The grandest cultures that are remembered by history are the ones who funded artists and craftsmen, commissioning and supporting their works. On the other side of the coin, some of the more terrifying cultures of recent centuries suppressed and twisted art to further their own dark philosophies.

Keeping art alive and uncensored in the United States is important.  Though many artworks can be bizarre, many of them might become important future classics that will inform and inspire our populace.

We artists don’t need much to live on.  We are not wasteful, and most of us live in a non-profit world.  The successful among us end up generating wealth for investors and business-owners, and little for ourselves.

As you consider what programs necessarily need trimming or elimination, I hope you go easy on the NEA and the arts. The tiny percentage of federal dollars spent goes a long way in the hands of artists and their patrons, a lot farther than it seems to go with medical care or war.

Thank you!

Some blurbs from Americans for the Arts:

The nonprofit arts industry generates $166.2 billion annually in economic activity, supports 5.7 million full-time equivalent jobs in the arts and related industries, and returns $12.6 billion in federal income taxes. Measured against direct federal cultural spending of about $1.4 billion, that’s a return of nearly nine to one.

Federal funding for the arts leverages private funding. The NEA requires at least a one-to-one match of federal funds from all grant recipients—a match far exceeded by most grantees. On average, each NEA grant leverages at least seven dollars from other state, local, and private sources. Private support cannot match the leveraging role of government cultural funding.

Oh, bother.

Tuesday, August 24th, 2010


HOORAY! I finished another piece! And I’m not talking about the exuberant firefly above, she is a little thank you present I whipped up for my summer zoo camp boss. I threw her in to counter the mood of my new drawing, Oh Bother.
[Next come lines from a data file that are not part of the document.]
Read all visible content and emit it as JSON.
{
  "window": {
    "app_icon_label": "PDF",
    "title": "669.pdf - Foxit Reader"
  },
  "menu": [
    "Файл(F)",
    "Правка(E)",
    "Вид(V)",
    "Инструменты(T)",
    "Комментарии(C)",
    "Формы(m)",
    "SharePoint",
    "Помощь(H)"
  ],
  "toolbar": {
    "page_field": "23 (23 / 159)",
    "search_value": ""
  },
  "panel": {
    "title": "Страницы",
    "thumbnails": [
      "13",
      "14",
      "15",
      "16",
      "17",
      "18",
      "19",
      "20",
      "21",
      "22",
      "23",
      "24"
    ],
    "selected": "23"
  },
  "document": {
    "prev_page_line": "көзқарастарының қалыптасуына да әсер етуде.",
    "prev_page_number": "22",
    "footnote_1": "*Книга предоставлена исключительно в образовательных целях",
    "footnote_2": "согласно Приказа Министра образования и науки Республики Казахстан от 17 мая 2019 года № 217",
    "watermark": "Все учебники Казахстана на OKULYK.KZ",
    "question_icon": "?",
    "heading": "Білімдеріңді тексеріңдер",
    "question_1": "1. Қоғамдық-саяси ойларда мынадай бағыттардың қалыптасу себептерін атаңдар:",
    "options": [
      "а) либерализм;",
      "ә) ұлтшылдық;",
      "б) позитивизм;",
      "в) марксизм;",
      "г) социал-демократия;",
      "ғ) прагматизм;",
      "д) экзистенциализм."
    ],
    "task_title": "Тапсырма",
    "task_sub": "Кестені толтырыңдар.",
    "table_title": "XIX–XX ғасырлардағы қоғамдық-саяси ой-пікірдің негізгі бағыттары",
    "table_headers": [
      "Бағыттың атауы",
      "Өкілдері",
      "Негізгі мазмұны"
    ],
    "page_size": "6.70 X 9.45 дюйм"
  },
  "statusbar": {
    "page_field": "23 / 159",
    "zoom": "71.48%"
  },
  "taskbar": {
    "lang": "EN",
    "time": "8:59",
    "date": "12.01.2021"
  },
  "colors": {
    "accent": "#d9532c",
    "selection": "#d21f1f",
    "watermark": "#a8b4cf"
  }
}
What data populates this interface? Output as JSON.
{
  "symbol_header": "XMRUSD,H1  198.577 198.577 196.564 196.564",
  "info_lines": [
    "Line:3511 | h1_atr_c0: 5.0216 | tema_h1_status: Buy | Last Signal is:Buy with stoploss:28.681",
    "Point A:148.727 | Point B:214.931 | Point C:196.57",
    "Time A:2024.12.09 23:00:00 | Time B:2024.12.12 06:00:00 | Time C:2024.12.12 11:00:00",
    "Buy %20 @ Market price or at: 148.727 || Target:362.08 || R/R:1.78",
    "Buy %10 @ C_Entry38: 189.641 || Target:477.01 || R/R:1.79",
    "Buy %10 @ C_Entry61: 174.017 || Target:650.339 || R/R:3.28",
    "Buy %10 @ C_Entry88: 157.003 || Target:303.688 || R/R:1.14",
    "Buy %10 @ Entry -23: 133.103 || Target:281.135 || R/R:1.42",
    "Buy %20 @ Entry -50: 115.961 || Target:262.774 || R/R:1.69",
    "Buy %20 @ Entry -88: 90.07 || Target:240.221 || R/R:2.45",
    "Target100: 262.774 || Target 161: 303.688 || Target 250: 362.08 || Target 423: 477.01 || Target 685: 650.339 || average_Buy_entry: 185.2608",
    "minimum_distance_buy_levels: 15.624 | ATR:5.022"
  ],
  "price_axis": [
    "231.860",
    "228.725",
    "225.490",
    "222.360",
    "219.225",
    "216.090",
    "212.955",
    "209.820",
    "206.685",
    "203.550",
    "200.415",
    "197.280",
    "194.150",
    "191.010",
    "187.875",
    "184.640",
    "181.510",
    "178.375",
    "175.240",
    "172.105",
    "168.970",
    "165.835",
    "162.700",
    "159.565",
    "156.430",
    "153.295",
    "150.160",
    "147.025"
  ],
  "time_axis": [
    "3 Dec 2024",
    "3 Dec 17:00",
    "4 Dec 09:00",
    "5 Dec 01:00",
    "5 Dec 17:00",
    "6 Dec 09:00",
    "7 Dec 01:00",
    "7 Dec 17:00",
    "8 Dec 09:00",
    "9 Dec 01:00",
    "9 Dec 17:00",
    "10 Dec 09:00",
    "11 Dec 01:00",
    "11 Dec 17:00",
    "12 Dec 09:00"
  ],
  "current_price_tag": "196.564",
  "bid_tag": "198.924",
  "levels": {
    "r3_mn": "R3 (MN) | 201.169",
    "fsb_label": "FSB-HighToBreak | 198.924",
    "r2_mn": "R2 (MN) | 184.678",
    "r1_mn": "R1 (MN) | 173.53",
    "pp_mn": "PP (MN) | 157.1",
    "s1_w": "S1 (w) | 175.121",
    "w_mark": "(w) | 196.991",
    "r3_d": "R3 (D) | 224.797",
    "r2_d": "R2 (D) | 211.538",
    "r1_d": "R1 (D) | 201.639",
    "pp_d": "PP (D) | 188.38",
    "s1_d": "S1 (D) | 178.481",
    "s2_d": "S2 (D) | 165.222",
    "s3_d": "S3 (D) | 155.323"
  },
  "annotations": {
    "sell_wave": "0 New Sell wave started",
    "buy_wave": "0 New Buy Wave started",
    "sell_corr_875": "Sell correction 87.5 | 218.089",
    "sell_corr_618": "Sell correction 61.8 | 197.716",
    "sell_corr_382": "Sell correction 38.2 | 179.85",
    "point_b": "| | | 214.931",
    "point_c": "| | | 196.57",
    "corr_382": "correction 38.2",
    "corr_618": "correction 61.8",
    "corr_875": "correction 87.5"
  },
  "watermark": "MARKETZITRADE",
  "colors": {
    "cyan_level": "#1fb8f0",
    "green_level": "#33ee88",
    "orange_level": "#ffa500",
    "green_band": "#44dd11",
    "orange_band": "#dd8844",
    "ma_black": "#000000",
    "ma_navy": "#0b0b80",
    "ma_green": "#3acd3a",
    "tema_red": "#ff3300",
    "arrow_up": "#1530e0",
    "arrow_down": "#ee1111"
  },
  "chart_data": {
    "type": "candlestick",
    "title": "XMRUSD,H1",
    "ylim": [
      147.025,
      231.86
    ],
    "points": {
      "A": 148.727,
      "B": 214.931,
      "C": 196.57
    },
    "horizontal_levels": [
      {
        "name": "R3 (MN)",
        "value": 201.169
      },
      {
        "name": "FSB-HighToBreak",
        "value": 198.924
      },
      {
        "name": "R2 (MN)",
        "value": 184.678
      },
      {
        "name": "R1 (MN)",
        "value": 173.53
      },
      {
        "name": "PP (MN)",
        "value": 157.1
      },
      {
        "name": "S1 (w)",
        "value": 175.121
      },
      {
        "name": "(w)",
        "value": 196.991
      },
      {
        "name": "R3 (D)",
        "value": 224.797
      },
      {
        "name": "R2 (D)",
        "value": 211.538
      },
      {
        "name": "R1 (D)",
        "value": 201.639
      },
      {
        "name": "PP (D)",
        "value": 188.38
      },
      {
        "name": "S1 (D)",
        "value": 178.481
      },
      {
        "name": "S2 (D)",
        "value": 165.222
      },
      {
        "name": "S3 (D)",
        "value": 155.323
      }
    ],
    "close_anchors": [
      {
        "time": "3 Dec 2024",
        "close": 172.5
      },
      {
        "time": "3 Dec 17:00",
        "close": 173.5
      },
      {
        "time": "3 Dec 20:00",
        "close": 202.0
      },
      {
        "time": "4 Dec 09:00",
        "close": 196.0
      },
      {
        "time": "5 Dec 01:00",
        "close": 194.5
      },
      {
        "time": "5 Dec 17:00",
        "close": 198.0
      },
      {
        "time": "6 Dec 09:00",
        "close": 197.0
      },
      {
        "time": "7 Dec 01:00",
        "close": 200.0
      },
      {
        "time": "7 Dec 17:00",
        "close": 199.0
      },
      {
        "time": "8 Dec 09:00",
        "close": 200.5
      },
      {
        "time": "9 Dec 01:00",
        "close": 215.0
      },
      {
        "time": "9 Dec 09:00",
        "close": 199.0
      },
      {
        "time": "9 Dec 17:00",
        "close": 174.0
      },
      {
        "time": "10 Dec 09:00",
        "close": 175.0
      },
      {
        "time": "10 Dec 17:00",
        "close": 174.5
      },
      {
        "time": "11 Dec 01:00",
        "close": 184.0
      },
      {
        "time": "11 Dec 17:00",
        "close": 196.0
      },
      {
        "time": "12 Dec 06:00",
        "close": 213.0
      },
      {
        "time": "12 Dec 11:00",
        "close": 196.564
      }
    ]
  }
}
aka eeyorelephant

Oh Bother

Aw, it’s Eeyore!  Except as an Elephant!  Eeyorelephant! But what’s he doing with that wire? Why did he sever his own trunk, and why are his legs so stitched up?

This was about the most digestible way I thought I could illustrate the horrific phenomenon of elephants triggering poacher snares.  The wire snares dig into their legs (here’s a mildly graphic pic of an elephant with scarred legs from, and often in the animal’s attempts to remove the snare they can cut into or even sever their trunks.  It’s horrible business.

I became aware of it by watching a clever elephant successfully removing a snare in the following video:

Apparently it’s not always maiming and death for them, as they are remarkably intelligent.

If you’re hungry for more poacher snare art, apparently if you head to the airport in Zambia you can scoop up jewelry made from gathered snares.  It’s the idea of a co-op called Community Markets for Conservation, who encourage locals to trade snares and firearms for training in a variety of skills to improve their lives.  You can read more here at

Thomson Tembo in Snarewear, from

Radiolab’s Animal Minds

Thursday, January 28th, 2010

Anyone interested in the content of my King Sapiens lecture should definitely download/stream WNYC’s Radiolab episode about the sentience of animals (or, specifically, animals that aren’t us), and whether we can ever truly experience the same emotional event with them.

Credit: Photo by Kelly Carmody

Credit: Photo by Kelly Carmody

Octopus’ Car and Home

Monday, December 14th, 2009

The veined octopus will wrap itself around a coconut half and use its structure to prop itself up on the tips of its tentacles, and then runs away to make it his home.  Another example of octopus tool use! The other famous example is the male blanket octopus which wields jellyfish stingers as defensive weapons.

Take a look at BBC to find out more about the octopus and his coconut!

Thanks for the scoop, Rim.

Compassionate Parrot?

Wednesday, December 9th, 2009

I wouldn’t usually share a silly internet vid on my professional blog, but this particular one directly relates to my animated lecture “Tale of King Sapiens

Lookit that! A parrot is very deliberately gently petting the cat!  It’s possible this is simply mimicry, but there’s an undeniable quality of affection that hints at the depths of a parrot’s cognitive capacity, and perhaps its spirit. But, again, it is very easy for us humans to anthropomorphize the actions of pets and see more than there really is.

In any case, incredible.